Perdido Key is known for inhabiting vast amounts of different wildlife and keeping the area natural and safe to cohabitate with its original residents!
Perdido Key Beach Mouse
The Perdido Key Beach mice inhabit the coastal dunes along with Perdido Key in both Escambia County, Florida, and Baldwin County, Alabama. The beach mice rely on the vegetation in dunes for food and shelter, some things that pose a risk to these endangered species include hurricanes, increased foot traffic, development along the beaches, and predation from cats, foxes, raccoons, and coyotes. The Perdido Key Beach Mouse is protected as an endangered species by the Federal Endangered Species Act and as a federally designated endangered species by Florida’s Endangered and Threatened Species Rule.

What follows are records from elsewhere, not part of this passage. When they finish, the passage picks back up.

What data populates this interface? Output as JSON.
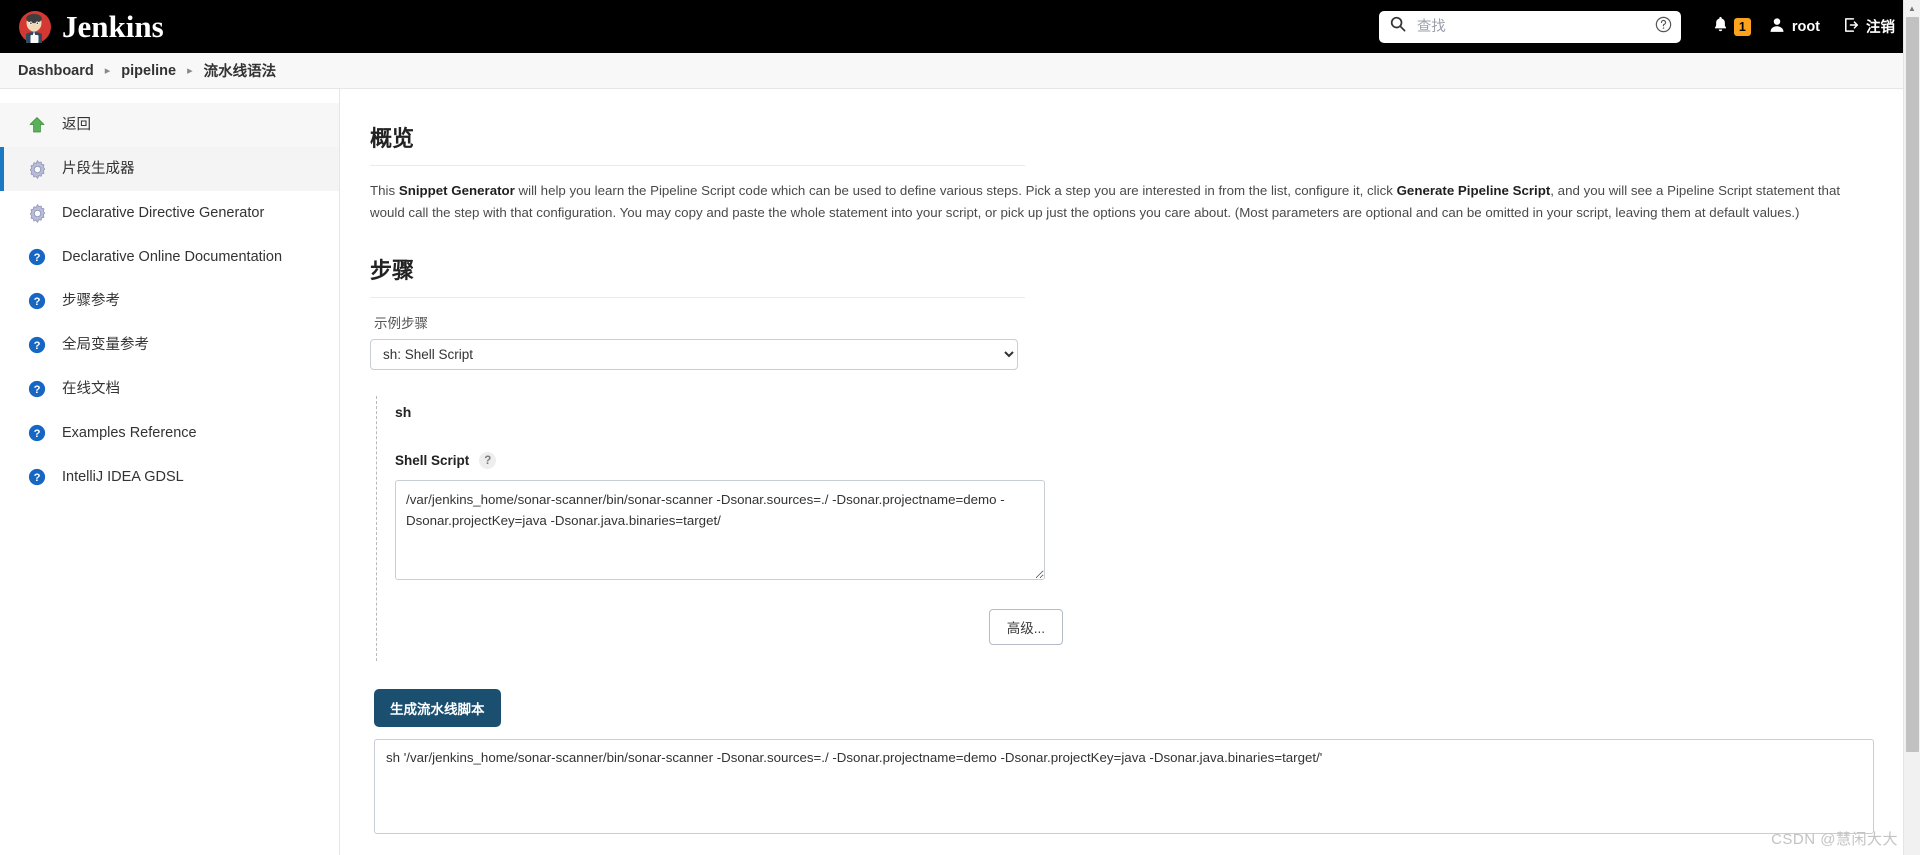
{
  "header": {
    "brand": "Jenkins",
    "logo_icon": "jenkins-butler-logo",
    "search": {
      "icon": "search-icon",
      "placeholder": "查找",
      "value": "",
      "help_icon": "question-circle-icon"
    },
    "notifications": {
      "icon": "bell-icon",
      "count": "1",
      "badge_color": "#fca21c"
    },
    "user": {
      "icon": "person-icon",
      "name": "root"
    },
    "logout": {
      "icon": "logout-arrow-icon",
      "label": "注销"
    }
  },
  "breadcrumb": {
    "items": [
      {
        "label": "Dashboard"
      },
      {
        "label": "pipeline"
      },
      {
        "label": "流水线语法"
      }
    ],
    "separator": "▸"
  },
  "sidebar": {
    "items": [
      {
        "label": "返回",
        "icon": "green-up-arrow-icon",
        "active": false
      },
      {
        "label": "片段生成器",
        "icon": "gear-icon",
        "active": true
      },
      {
        "label": "Declarative Directive Generator",
        "icon": "gear-icon",
        "active": false
      },
      {
        "label": "Declarative Online Documentation",
        "icon": "help-circle-icon",
        "active": false
      },
      {
        "label": "步骤参考",
        "icon": "help-circle-icon",
        "active": false
      },
      {
        "label": "全局变量参考",
        "icon": "help-circle-icon",
        "active": false
      },
      {
        "label": "在线文档",
        "icon": "help-circle-icon",
        "active": false
      },
      {
        "label": "Examples Reference",
        "icon": "help-circle-icon",
        "active": false
      },
      {
        "label": "IntelliJ IDEA GDSL",
        "icon": "help-circle-icon",
        "active": false
      }
    ]
  },
  "main": {
    "overview": {
      "title": "概览",
      "text_1": "This ",
      "bold_1": "Snippet Generator",
      "text_2": " will help you learn the Pipeline Script code which can be used to define various steps. Pick a step you are interested in from the list, configure it, click ",
      "bold_2": "Generate Pipeline Script",
      "text_3": ", and you will see a Pipeline Script statement that would call the step with that configuration. You may copy and paste the whole statement into your script, or pick up just the options you care about. (Most parameters are optional and can be omitted in your script, leaving them at default values.)"
    },
    "steps": {
      "title": "步骤",
      "sample_step_label": "示例步骤",
      "selected_step": "sh: Shell Script",
      "step_options": [
        "sh: Shell Script"
      ],
      "step_name": "sh",
      "shell_script_label": "Shell Script",
      "help_icon": "question-mark-icon",
      "script_value": "/var/jenkins_home/sonar-scanner/bin/sonar-scanner -Dsonar.sources=./ -Dsonar.projectname=demo -Dsonar.projectKey=java -Dsonar.java.binaries=target/",
      "advanced_button": "高级...",
      "generate_button": "生成流水线脚本",
      "output_value": "sh '/var/jenkins_home/sonar-scanner/bin/sonar-scanner -Dsonar.sources=./ -Dsonar.projectname=demo -Dsonar.projectKey=java -Dsonar.java.binaries=target/'"
    }
  },
  "watermark": "CSDN @慧闲大大"
}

When taking a stroll on the beautiful beaches of Perdido Key, if you’re lucky, you’ll get to see sea turtles! Loggerhead sea turtles are the most prevalent in the area, although leatherback, ridley, and green sea turtles are also frequently seen in the summer months. One of the best places to spot sea turtles is at the Perdido Key State Park. Located just across the street from the Perdido Key Area Chamber of Commerce, this protected area is a safe habitat for turtles and several other animals. Of course, all need to exercise caution when frolicking on the beach when these sea turtles are nesting. You shouldn’t interact with these creatures or interfere with their actions in any way, but you can observe from a distance. Nesting season runs the length of summer and ends in October. Baby sea turtles face many obstacles when leaving their nests- such as raccoons, crabs, birds, and fish. Sea turtle hatchlings use the light of the moon to guide themselves to the water but can get distracted by the bright lights from beach homes, condos, and businesses facing the beach. When walking the beach, make sure to follow turtle etiquette by using a red flashlight (turtle-safe lighting), avoid shining lights, or using flash photography. Fill in large holes and knock down sandcastles to leave a flat surface, and as always Leave No Trace behind by removing all tents, chairs, toys, and other obstacles from the beach at night!
The Perdido Area is a bird’s paradise! Located between two major fly zones, Gulf Islands National Seashore, the longest stretch of protected seashore in the country, is the first stop for hundreds of migrating birds and monarch butterflies flying north in the spring. The Perdido Area also features bays, bayous, beaches, rivers, and woodlands where more than 300 species of birds call home. So pick up those binoculars and come experience our great outdoors! (See popular Birds and Watching locations in Perdido!)
Also known as Sand Crab or Atlantic Ghost Carbs, the Ghost Crab can be seen scurrying along the shoreline between sunset and dawn. Their peak season is summertime from May to September. They live in tiny burrows about 4 feet deep and they try to hide from the sun as much as possible. Their two black eyes have sharp 360-degree vision, which helps them capture flying insects. Zooming at speeds up to 10 miles per hour these crabs know how to make tracks! Their white shells make them adapt to the white sand so it makes it harder for their predators to see them. Ghost crabs tunnel down for about four feet at a 45° angle, creating one- to two-inch-wide holes. At dusk, these crabs sprint into the ocean to obtain oxygen from the water, which washes over their gills. Females release their eggs into the ocean around the month of June. Ghost crabs hibernate during the winter, “holding their breath” for six months by storing oxygen in sacs near their gills. If you do decide to go on a crabbing adventure, we do urge you to use a gentle hand when observing these amazing little creatures and to definitely use the catch and release system.